Microsoft and Intel Disavow Fears of Doom
Over the past several weeks, it appeared the sky was falling for Windows and its longtime partner Intel. With PC sales falling more precipitously last quarter than analysts had originally forecast and IDC blaming it on disappointing uptake of Windows 8, we all were anxiously awaiting this week's earnings reports to hear from the horses' mouths themselves as to actually how bad things are now.
The good news is Intel and Microsoft didn't deliver even more dire reports or forecasts as feared. As it turned out they fared better than IBM, which sharply missed expectations with a quarter-over-quarter revenue decline of 5 percent, following last month's shortfall reported by Oracle and fears about Apple. IBM's miss was the first in eight years and doesn't bode well for other major IT players.
The bad news is Microsoft's decision not to provide an update on Windows 8 sales did little to refute IDC's Windows 8 claim, made last week. Noting that Microsoft sold 100 million Windows 7 licenses six months after it was released, the company's silence certainly raises questions, inferred All About Microsoft blogger and Redmond columnist Mary Jo Foley. It's no secret Microsoft is competing with itself with the popularity of Windows 7. Listening to Microsoft's earnings call last night, CFO Peter Klein, who is stepping down at the end of June, stated the obvious about Windows 8: The best is yet to come.
Now that Windows 8 has been available for six months, anyone not urgently needing a PC surely doesn't want to buy something that they know will be obsolete in a few months (I sure don't). Hence anyone who desires a "new" Windows 8 device (tablet, PC or hybrid) is going to wait for the Windows "Blue" to land on the high end systems based on Intel's next generation Haswell processor and on the low-end Bay Trail Atom processor.
Indeed the hardware out there from OEMs and Microsoft's own Surface RT and Surface Pro will clearly appear underwhelming if you stitch together the improvements the new devices will sport once they start to hit the market later this year. Klein suggested as much on yesterday's earnings call.
"We've always felt that with Windows 8 it was a process of the ecosystem really innovating across the board and really starting to see that on the chips," Klein said on the earnings call. "We're very encouraged by both Haswell and some of the Atom processors to really improve the overall user experience that Windows 8 delivers. And over the coming selling season, I think that's very encouraging and we're optimistic about that."

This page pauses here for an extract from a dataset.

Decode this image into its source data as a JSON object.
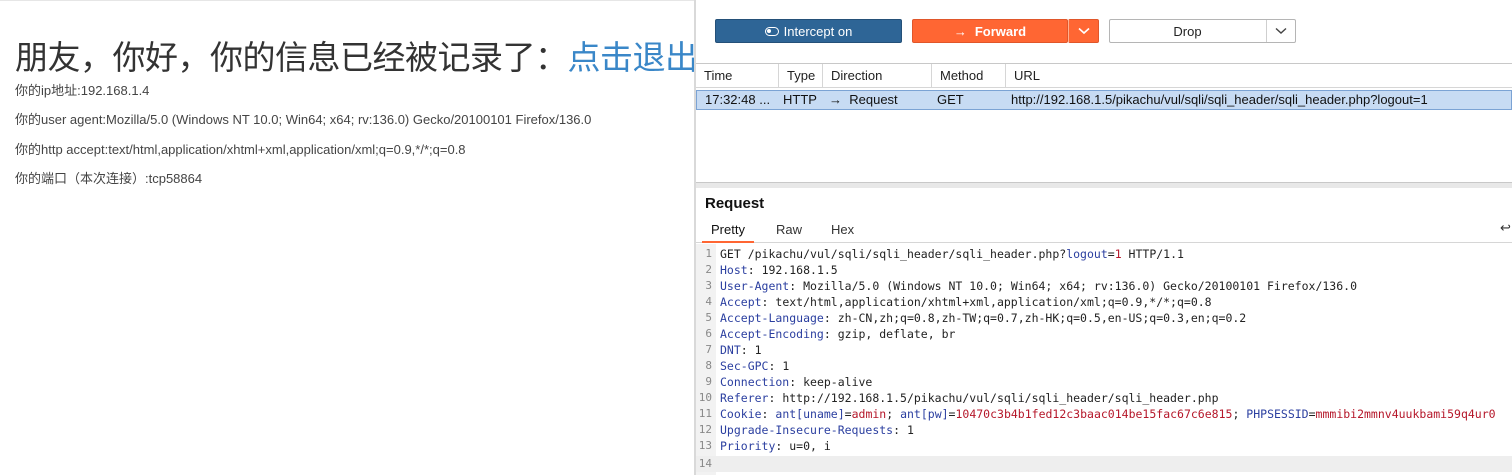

So here's my takeaway from Microsoft's third-quarter earnings report and investor call yesterday:
- Windows 8 systems are shipping at a weaker pace than it would like to admit but the company is bullish that a new crop of PCs, tablets and hybrids later this year will bolster the OS. Our own data shows Redmond magazine readers are deploying Windows 8 incrementally and will continue to go at that pace for many years.
- Microsoft's transition to the cloud is going well, specifically with Office 365. Office 365 saw an increase of five times this quarter over the same period last year and one in four enterprise customers are using it. Klein said the business is on a $1 billion run rate. While it may be cannibalizing traditional Office licensing sales, this is business Microsoft is not losing to Google, which nevertheless continues to gain momentum with Google Apps. "We expect our transactional customers to increasingly transition to the cloud with Office 365," he said.
- With an overall 11 percent year-over-year improvement in its flagship enterprise business -- Server and Tools -- multiyear licensing increased 20 percent, with Systems Center revenue up 22 percent and HyperV gaining 4 points in the market, Klein said.
- This week's launch of Windows Azure Infrastructure Services and Windows Azure Active Directory positions Microsoft to provide a solid public cloud offering and is poised to capture a major piece of the public cloud business. At the same time, Amazon Web Services will remain the market leader for many years to come, and Microsoft will also face a broad array of competitors in the public cloud from AT&T, Google, Rackspace, HP, IBM, Salesforce.com and those in the RedHat and VMware ecosystems.
As Microsoft looks to close out its 2013 fiscal year, it will no doubt be a challenging sprint to the finish line as the company continues to transition to new products and services. While Microsoft didn't knock it out of the park yesterday, no one thought it would. By virtue of the fact that Microsoft performed within expectations (depending on which consensus groups you look at it either slightly missed or slightly beat forecasts) and didn't drop any bombshells, the company can keep its head down for now.
Posted by Jeffrey Schwartz on 04/19/2013 at 1:15 PM